[Data about app and page elements]
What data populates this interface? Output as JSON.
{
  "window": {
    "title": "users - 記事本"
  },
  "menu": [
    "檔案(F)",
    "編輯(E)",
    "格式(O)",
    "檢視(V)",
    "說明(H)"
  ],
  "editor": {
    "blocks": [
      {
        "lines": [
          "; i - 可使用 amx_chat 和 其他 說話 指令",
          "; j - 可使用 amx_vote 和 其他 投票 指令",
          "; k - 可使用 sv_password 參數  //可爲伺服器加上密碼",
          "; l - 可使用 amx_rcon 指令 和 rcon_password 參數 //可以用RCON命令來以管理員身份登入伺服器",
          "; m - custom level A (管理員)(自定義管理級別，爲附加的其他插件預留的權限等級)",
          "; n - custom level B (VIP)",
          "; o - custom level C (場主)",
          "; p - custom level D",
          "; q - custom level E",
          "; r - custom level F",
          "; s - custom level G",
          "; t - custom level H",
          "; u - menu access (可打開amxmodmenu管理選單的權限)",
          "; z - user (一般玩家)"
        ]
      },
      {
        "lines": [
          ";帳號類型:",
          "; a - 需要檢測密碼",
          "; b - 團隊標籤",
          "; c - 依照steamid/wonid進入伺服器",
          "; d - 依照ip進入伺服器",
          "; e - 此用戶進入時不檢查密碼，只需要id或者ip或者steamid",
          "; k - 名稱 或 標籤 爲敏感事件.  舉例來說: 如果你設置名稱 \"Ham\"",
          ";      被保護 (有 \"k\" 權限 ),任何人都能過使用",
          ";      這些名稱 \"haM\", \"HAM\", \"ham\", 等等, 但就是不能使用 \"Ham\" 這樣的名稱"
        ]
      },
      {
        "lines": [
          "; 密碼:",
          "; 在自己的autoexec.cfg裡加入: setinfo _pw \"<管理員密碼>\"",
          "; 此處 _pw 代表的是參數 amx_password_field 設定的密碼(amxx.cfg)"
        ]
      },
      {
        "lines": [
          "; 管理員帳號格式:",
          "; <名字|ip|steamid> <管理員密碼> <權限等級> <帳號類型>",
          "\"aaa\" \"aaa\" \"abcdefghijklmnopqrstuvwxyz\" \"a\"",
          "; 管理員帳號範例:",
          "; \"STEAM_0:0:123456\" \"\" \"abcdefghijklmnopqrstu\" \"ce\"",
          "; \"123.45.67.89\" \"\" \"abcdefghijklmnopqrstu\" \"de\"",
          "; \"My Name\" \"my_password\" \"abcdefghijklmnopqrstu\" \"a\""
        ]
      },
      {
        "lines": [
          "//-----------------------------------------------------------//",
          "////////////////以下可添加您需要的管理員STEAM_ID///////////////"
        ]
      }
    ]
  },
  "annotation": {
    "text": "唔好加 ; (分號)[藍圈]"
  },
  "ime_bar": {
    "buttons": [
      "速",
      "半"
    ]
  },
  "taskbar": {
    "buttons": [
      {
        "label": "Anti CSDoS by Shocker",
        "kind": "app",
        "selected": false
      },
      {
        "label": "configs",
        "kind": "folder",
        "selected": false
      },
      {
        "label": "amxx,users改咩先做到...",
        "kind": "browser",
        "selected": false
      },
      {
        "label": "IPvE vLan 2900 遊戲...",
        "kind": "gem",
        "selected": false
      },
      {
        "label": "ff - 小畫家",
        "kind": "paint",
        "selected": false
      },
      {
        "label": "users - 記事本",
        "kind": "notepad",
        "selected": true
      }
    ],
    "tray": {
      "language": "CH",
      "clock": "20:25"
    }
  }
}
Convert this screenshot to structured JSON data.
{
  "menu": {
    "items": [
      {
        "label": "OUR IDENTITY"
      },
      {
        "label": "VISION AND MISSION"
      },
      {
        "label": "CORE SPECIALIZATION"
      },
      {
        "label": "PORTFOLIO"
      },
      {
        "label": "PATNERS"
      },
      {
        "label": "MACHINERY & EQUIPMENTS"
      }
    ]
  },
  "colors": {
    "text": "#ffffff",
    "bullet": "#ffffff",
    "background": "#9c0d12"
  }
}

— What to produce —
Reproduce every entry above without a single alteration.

— Output below —
What data populates this interface? Output as JSON.
{
  "window": {
    "title": "users - 記事本"
  },
  "menu": [
    "檔案(F)",
    "編輯(E)",
    "格式(O)",
    "檢視(V)",
    "說明(H)"
  ],
  "editor": {
    "blocks": [
      {
        "lines": [
          "; i - 可使用 amx_chat 和 其他 說話 指令",
          "; j - 可使用 amx_vote 和 其他 投票 指令",
          "; k - 可使用 sv_password 參數  //可爲伺服器加上密碼",
          "; l - 可使用 amx_rcon 指令 和 rcon_password 參數 //可以用RCON命令來以管理員身份登入伺服器",
          "; m - custom level A (管理員)(自定義管理級別，爲附加的其他插件預留的權限等級)",
          "; n - custom level B (VIP)",
          "; o - custom level C (場主)",
          "; p - custom level D",
          "; q - custom level E",
          "; r - custom level F",
          "; s - custom level G",
          "; t - custom level H",
          "; u - menu access (可打開amxmodmenu管理選單的權限)",
          "; z - user (一般玩家)"
        ]
      },
      {
        "lines": [
          ";帳號類型:",
          "; a - 需要檢測密碼",
          "; b - 團隊標籤",
          "; c - 依照steamid/wonid進入伺服器",
          "; d - 依照ip進入伺服器",
          "; e - 此用戶進入時不檢查密碼，只需要id或者ip或者steamid",
          "; k - 名稱 或 標籤 爲敏感事件.  舉例來說: 如果你設置名稱 \"Ham\"",
          ";      被保護 (有 \"k\" 權限 ),任何人都能過使用",
          ";      這些名稱 \"haM\", \"HAM\", \"ham\", 等等, 但就是不能使用 \"Ham\" 這樣的名稱"
        ]
      },
      {
        "lines": [
          "; 密碼:",
          "; 在自己的autoexec.cfg裡加入: setinfo _pw \"<管理員密碼>\"",
          "; 此處 _pw 代表的是參數 amx_password_field 設定的密碼(amxx.cfg)"
        ]
      },
      {
        "lines": [
          "; 管理員帳號格式:",
          "; <名字|ip|steamid> <管理員密碼> <權限等級> <帳號類型>",
          "\"aaa\" \"aaa\" \"abcdefghijklmnopqrstuvwxyz\" \"a\"",
          "; 管理員帳號範例:",
          "; \"STEAM_0:0:123456\" \"\" \"abcdefghijklmnopqrstu\" \"ce\"",
          "; \"123.45.67.89\" \"\" \"abcdefghijklmnopqrstu\" \"de\"",
          "; \"My Name\" \"my_password\" \"abcdefghijklmnopqrstu\" \"a\""
        ]
      },
      {
        "lines": [
          "//-----------------------------------------------------------//",
          "////////////////以下可添加您需要的管理員STEAM_ID///////////////"
        ]
      }
    ]
  },
  "annotation": {
    "text": "唔好加 ; (分號)[藍圈]"
  },
  "ime_bar": {
    "buttons": [
      "速",
      "半"
    ]
  },
  "taskbar": {
    "buttons": [
      {
        "label": "Anti CSDoS by Shocker",
        "kind": "app",
        "selected": false
      },
      {
        "label": "configs",
        "kind": "folder",
        "selected": false
      },
      {
        "label": "amxx,users改咩先做到...",
        "kind": "browser",
        "selected": false
      },
      {
        "label": "IPvE vLan 2900 遊戲...",
        "kind": "gem",
        "selected": false
      },
      {
        "label": "ff - 小畫家",
        "kind": "paint",
        "selected": false
      },
      {
        "label": "users - 記事本",
        "kind": "notepad",
        "selected": true
      }
    ],
    "tray": {
      "language": "CH",
      "clock": "20:25"
    }
  }
}
Convert this screenshot to structured JSON data.
{
  "menu": {
    "items": [
      {
        "label": "OUR IDENTITY"
      },
      {
        "label": "VISION AND MISSION"
      },
      {
        "label": "CORE SPECIALIZATION"
      },
      {
        "label": "PORTFOLIO"
      },
      {
        "label": "PATNERS"
      },
      {
        "label": "MACHINERY & EQUIPMENTS"
      }
    ]
  },
  "colors": {
    "text": "#ffffff",
    "bullet": "#ffffff",
    "background": "#9c0d12"
  }
}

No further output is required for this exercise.